Luiz Carlos Hespanhol Junior (1986) is a sports physiotherapist. After his graduation he worked in private physiotherapy clinics and in an elite track and field team (national and Olympic level) in São Paulo, Brazil. His master’s dissertation (UNICID, Brazil) was on the epidemiology of running injuries, and then he got a Brazilian scholarship (from CAPES) to do his PhD in the Department of Public and Occupational Health and EMGO+ Institute at VU University Medical Center in Amsterdam. He is also a research fellow of the São Paulo Running Injury Group (SPRunIG) in Brazil. His main interest is in sports and physical activity research, including the promotion of physical activity and the prevention and treatment of sports injuries.
Miriam van Reijen (1983) studied Development Economics at the Wageningen University and Research Centre en Human Movement Sciences at the Vrije Universiteit in Amsterdam. As an ambitious athlete she won Dutch Championships medals in the marathon and duathlon in 2009, 2010, 2011 and 2014 with a personal best of 2h41. In addition to running she started her own company focussing on training, nutrition and freelance writing, publishing a cookbook for runners in 2013. However, research kept her interest and in 2013 she came back to the VU to do her PhD.
Willem van Mechelen is Head Department of Department of Public and Occupational Health of VU University Medical Centre and Co- Director EMGO+ Institute of VU University Medical Centre.
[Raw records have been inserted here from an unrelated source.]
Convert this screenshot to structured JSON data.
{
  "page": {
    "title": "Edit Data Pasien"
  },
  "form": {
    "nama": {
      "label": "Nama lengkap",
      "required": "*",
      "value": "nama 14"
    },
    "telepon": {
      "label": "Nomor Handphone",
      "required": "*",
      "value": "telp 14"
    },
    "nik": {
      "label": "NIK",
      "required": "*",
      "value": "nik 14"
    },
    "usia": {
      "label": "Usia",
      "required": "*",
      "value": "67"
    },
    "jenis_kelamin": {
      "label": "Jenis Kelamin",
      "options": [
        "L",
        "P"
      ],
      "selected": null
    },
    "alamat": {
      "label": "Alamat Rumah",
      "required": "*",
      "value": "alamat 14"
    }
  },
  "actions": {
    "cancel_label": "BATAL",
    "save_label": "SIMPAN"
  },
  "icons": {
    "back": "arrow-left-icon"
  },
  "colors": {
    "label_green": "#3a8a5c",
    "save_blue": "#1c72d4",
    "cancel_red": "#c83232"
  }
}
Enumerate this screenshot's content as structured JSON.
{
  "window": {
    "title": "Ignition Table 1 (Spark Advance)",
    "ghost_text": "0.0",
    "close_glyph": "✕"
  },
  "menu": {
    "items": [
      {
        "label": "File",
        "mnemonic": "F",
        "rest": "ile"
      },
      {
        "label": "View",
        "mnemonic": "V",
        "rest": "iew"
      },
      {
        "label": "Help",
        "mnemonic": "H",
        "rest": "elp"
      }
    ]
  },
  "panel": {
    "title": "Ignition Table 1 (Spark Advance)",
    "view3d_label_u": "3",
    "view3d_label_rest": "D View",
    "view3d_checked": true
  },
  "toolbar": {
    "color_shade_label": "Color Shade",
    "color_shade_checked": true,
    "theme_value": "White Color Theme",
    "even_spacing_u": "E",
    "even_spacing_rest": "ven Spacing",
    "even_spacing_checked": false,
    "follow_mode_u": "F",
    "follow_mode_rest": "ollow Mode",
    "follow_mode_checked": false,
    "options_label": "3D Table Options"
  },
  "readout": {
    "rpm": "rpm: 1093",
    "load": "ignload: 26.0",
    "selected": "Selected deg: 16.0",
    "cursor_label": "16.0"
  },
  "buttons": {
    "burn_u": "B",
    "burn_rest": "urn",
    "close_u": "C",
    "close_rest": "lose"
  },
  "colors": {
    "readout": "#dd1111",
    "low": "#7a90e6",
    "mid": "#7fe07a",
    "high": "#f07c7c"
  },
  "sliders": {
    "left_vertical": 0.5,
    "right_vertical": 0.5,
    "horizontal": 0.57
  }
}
Willem van Mechelen (1952) was born and raised in Amsterdam, the Netherlands. After completion of his training as a PE-teacher he worked for 9 years at an Amsterdam high school. He combined this with studying medicine at the University of Amsterdam. After his certification as an MD in 1982 he started working at various out-patient clinics as a sports and occupational physician. He also started in that year his scientific career with a part-time appointment at the Faculty of Human Movement Sciences of the Vrije Universiteit in Amsterdam. He earned his PhD in Human Movement Sciences in 1992. He also is a board certified occupational physician and a registered epidemiologist. Currently, he is employed by the VU University Medical Centre in Amsterdam as a full professor of Occupational and Sports Medicine.
Mireille van Poppel (1966) is Medical Biologist and Epidemiologist. She works since 2000 at the Department of Public and Occupational Health of the VU University Medical Center and EMGO+ institute. She is Associate Professor within the research line “Sport, Physical Activity and Health”. Within this research line, she worked in the broad field of physical activity and health, predominantly evaluating interventions for promoting physical activity in diverse target groups. In recent years, her focus was more and more on physical activity in and around pregnancy.
Ingrid Vriend (1973) has studied both Human Movement Science and Epidemiology. She works as a researcher at VeiligheidNL (Consumer Safety Institute) focusing, among other things, at sports injuries with a special interest in effective prevention efforts, intervention evaluations and the registration of injuries. For the present study she works parttime at the EMGO+ Institute as an embedded researcher. This serves as a link between science and the field of practice. In her free time she likes traveling, sports, and photography.